Headmaster's Newsletter Friday 18th september 2020
As much as I enjoy reading dispatches from the DfE, this summer I attempted to read some writers whose prose sings a little more. One such author was Natalia Ginzburg, the twentieth-century Sicilian author. Even if I was planning on having a few days away from the world of education, my gaze inevitably drifted towards Ginzburg’s essay on education, which she titled ‘The Little Virtues’. This is a somewhat misleading heading as Ginzburg actually wants us to focus on the great virtues when it comes to education, virtues she summarised as: generosity, an indifference to money, courage, frankness, love of truth, love for one’s neighbour, self-denial, and ‘not a desire for success but a desire to be and to know’. As a significant part of my existence is dedicated to decent education and preparing our boys for happy and successful (however defined) futures, I am always keen to read the guidance of wise authors like Ginzburg. I am not suggesting that she was right in everything she wrote, and some of her points make me ponder rather than nod vigorously in agreement. But there are certainly some ideas worth sharing towards the beginning of this academic year.
A significant proportion of Ginzburg’s essay is devoted to the issue of money and how to bring up children with a healthy attitude towards it. Ginzburg is not a supporter of using cash for children’s rewards, as it mixes money (‘an ignoble thing’) with learning, which is ‘admirable and worthy’. Money is not, for Ginzburg, the ‘crowning reward for work’. In addition, by encouraging children to save money in money boxes, week after week, month after month, Ginzburg argues that children develop too serious a relationship with money.
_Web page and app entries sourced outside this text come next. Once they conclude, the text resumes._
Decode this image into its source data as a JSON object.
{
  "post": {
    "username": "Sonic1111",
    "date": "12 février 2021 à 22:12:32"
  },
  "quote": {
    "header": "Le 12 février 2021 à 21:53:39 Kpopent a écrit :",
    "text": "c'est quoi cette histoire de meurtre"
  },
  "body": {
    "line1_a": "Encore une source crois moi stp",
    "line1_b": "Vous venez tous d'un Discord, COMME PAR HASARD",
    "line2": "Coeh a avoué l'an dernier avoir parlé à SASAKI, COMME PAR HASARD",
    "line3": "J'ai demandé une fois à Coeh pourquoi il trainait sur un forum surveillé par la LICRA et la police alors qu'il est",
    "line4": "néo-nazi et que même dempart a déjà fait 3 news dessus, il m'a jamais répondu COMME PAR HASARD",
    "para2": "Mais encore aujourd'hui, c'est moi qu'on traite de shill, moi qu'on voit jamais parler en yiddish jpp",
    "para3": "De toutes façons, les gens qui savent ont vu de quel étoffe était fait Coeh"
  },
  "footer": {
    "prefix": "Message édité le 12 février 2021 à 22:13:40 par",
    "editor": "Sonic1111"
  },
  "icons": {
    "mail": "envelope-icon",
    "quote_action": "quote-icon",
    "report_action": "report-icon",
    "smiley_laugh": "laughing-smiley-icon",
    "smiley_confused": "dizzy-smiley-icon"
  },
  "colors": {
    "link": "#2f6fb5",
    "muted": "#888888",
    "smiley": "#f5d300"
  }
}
Once that cash has gone on some longed-for item, she argues that children experience a sense of loneliness and end up preferring money to things. A proper relationship with money, for Ginzburg, involves ‘being moderate with oneself and generous with others’, creating an indifference to money rather than worry and regret about it. If children were to spend small amounts of money more frequently, they would consider it to be what it truly is – ‘silly’ – returning instead to the more important concerns of childhood.
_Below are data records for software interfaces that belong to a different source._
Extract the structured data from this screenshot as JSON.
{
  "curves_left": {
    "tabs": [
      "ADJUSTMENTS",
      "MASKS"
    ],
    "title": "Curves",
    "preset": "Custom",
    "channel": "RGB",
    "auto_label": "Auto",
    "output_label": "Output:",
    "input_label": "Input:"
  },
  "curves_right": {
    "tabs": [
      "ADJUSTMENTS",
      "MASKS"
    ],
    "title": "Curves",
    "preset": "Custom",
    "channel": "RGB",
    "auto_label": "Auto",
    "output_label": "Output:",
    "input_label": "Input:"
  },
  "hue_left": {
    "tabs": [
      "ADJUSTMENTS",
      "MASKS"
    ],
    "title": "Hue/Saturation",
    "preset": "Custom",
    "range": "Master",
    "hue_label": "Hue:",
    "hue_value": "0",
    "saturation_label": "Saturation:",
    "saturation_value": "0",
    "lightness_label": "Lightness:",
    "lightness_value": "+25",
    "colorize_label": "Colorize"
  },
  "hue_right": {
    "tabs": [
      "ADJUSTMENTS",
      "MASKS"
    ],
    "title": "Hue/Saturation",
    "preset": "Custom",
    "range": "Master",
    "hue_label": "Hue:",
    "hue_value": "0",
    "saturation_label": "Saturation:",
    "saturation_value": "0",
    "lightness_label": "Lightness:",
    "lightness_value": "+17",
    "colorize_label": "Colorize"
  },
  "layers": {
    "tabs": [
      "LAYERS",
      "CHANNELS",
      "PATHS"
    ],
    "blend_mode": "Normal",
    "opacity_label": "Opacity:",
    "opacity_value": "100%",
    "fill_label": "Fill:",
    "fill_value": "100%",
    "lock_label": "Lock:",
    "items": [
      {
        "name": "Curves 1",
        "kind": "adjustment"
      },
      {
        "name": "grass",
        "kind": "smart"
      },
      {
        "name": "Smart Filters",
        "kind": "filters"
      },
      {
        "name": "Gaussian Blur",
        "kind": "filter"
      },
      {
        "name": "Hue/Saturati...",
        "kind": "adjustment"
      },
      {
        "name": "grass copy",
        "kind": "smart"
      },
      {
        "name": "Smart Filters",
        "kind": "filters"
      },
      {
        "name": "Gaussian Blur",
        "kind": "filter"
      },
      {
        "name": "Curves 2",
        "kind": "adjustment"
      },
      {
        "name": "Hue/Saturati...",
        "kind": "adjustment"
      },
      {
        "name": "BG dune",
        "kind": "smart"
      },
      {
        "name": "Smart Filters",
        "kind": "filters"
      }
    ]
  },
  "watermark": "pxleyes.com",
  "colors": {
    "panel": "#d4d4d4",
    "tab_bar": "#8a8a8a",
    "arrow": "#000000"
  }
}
What were those concerns? Well, naturally, a lot of them relate to schools and schooling. Ginzburg is all for parents letting children face their own difficulties in school. She is of the view that life is full of misunderstandings, misinterpretations and injustices, so it is good practice for children to face them from a young age and process them rationally as a preparation for that later life. (I should add here that we try to minimise such things here at NCS, but assuming we are all human, they are sometimes going to happen – it is how we react to and remedy them that matters.) Ginzburg argues that if parents fight their children’s battles, it just makes those children bored and distanced from parents who are themselves posing as ‘victims’. The best reaction, for Ginzburg, is for children to avoid committing injustices themselves, then of course they are minimised in the community as a whole. Parents are there, instead, to console their children when things go wrong, to give them courage to get back up, but also to keep their offspring humble when they do achieve success. Ginzburg implicitly lands on that bedrock of the educational process: the partnership between home and school, when there are appropriate expectations between the two. School is, she argued, ‘a display of offered tools, from which it is perhaps possible to choose one which will be useful tomorrow’.